◆ **WHAT IS REQUIRED**:
Find all the lines in the material below with the word "image", and copy them.
*** Opening TASK DATA ***
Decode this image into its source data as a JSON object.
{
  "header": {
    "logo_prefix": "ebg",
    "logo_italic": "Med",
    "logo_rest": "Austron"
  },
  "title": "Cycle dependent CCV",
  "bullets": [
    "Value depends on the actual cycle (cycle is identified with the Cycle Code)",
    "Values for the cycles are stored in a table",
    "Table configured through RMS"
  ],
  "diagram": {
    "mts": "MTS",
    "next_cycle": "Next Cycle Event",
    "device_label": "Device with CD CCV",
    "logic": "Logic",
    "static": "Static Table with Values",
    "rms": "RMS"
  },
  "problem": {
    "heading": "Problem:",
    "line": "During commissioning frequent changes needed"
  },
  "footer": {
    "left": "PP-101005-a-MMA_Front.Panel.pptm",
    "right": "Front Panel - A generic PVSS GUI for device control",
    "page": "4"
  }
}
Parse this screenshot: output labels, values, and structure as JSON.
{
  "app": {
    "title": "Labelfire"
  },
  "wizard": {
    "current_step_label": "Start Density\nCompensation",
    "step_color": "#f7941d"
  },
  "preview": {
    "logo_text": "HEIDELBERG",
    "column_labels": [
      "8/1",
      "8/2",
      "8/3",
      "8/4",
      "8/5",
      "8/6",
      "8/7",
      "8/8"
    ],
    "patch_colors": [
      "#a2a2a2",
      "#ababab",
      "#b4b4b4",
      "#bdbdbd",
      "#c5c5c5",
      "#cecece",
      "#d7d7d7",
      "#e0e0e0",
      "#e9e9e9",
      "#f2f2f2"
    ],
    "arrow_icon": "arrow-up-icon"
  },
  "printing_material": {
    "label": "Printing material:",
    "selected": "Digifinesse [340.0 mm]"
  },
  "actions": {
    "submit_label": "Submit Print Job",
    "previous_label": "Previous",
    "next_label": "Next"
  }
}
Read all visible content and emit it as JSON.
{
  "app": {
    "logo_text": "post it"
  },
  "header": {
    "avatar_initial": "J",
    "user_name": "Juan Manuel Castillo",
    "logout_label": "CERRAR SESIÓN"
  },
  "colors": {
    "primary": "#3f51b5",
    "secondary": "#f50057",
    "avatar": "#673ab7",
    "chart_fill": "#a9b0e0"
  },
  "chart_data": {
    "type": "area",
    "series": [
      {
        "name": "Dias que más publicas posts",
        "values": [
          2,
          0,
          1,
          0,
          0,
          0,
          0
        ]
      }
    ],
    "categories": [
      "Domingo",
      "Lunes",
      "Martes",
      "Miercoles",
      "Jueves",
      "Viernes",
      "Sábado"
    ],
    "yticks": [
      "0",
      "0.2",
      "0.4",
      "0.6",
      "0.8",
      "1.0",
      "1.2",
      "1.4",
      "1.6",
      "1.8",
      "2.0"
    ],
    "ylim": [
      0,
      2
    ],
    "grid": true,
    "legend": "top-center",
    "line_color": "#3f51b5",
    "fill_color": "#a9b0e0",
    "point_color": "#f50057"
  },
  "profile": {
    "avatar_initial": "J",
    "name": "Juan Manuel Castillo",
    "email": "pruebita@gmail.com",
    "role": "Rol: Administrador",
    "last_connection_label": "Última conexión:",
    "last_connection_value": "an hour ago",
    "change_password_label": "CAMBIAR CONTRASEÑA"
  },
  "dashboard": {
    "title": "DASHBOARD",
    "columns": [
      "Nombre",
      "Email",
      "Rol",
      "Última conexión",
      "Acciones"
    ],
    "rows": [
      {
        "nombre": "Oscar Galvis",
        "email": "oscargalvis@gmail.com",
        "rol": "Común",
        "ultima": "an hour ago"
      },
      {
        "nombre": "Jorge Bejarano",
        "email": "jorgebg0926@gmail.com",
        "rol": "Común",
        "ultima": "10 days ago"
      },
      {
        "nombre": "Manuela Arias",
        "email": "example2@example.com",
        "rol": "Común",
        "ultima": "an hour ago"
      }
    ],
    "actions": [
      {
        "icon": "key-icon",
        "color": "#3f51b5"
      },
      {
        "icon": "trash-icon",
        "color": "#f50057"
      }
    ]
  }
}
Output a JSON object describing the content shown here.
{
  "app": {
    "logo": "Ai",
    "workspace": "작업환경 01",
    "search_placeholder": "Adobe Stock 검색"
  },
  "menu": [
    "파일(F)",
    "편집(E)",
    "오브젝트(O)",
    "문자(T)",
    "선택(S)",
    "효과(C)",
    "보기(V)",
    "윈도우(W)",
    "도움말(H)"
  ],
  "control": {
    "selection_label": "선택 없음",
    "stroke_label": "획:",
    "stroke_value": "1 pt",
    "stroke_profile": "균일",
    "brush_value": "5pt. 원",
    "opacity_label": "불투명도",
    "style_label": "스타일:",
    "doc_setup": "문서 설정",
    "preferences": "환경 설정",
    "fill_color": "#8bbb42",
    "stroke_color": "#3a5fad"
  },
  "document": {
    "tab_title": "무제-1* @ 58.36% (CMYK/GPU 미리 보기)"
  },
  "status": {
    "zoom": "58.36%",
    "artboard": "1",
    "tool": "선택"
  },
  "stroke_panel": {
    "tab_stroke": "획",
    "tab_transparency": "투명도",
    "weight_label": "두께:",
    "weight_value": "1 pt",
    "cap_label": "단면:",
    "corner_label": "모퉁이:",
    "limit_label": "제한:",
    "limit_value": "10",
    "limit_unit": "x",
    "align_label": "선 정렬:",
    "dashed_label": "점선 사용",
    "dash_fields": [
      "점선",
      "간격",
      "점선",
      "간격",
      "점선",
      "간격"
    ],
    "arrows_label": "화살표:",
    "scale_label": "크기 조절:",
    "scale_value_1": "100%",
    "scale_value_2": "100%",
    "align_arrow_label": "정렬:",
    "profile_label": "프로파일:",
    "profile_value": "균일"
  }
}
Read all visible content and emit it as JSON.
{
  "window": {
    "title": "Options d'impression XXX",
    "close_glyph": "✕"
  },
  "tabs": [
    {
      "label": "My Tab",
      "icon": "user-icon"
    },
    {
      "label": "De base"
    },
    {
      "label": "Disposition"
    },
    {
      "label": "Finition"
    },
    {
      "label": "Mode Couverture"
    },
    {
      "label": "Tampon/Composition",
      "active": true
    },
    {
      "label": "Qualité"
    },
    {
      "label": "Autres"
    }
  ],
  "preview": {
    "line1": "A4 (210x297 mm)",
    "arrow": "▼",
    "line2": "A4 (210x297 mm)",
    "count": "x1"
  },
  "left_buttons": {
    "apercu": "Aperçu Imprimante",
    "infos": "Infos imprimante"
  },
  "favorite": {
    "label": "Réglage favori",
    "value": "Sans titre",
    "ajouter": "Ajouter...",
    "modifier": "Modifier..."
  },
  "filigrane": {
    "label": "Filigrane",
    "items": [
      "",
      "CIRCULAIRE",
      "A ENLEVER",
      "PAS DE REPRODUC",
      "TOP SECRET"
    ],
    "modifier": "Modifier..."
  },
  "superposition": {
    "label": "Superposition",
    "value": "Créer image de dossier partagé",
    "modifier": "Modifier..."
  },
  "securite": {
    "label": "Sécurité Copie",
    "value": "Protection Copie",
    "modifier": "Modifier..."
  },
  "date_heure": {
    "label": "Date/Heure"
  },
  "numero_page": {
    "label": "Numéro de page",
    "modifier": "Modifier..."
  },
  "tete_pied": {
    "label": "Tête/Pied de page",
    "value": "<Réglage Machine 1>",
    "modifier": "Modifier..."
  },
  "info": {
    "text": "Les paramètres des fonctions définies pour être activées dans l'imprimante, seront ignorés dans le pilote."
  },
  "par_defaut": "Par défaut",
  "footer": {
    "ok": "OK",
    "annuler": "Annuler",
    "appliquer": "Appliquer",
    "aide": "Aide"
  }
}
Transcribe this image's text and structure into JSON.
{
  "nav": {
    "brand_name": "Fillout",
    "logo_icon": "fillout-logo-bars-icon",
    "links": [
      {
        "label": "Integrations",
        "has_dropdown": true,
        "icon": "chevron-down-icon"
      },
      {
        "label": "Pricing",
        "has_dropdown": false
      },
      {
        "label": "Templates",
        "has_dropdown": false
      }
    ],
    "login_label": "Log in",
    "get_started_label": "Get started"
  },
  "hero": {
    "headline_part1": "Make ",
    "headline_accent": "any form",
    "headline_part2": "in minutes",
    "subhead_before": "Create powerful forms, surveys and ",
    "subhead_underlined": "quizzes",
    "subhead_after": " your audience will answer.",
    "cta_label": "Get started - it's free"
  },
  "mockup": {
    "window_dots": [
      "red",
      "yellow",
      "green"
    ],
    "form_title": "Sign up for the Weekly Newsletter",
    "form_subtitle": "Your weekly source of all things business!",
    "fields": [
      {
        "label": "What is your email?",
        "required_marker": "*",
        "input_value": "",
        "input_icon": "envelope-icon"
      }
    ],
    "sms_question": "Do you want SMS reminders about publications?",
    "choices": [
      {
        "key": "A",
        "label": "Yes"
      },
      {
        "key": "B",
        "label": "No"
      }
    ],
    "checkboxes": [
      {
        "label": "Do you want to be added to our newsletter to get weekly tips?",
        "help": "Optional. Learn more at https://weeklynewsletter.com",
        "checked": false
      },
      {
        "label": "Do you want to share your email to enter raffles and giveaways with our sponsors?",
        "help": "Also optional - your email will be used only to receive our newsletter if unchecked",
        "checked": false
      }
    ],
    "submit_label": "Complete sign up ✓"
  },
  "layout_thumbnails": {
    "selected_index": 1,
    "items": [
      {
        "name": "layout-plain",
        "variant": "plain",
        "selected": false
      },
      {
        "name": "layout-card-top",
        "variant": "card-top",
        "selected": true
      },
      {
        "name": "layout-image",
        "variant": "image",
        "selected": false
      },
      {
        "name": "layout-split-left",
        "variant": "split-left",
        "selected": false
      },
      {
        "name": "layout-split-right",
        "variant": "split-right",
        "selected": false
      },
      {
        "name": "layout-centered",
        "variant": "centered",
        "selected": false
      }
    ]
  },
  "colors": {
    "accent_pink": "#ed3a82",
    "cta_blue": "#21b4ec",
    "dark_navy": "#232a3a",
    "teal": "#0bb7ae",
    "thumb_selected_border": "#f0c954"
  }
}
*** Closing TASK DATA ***
◆ **EXPECTED OUTPUT**:
Decode this image into its source data as a JSON object.
    "value": "Créer image de dossier partagé",
Transcribe this image's text and structure into JSON.
        "name": "layout-image",
        "variant": "image",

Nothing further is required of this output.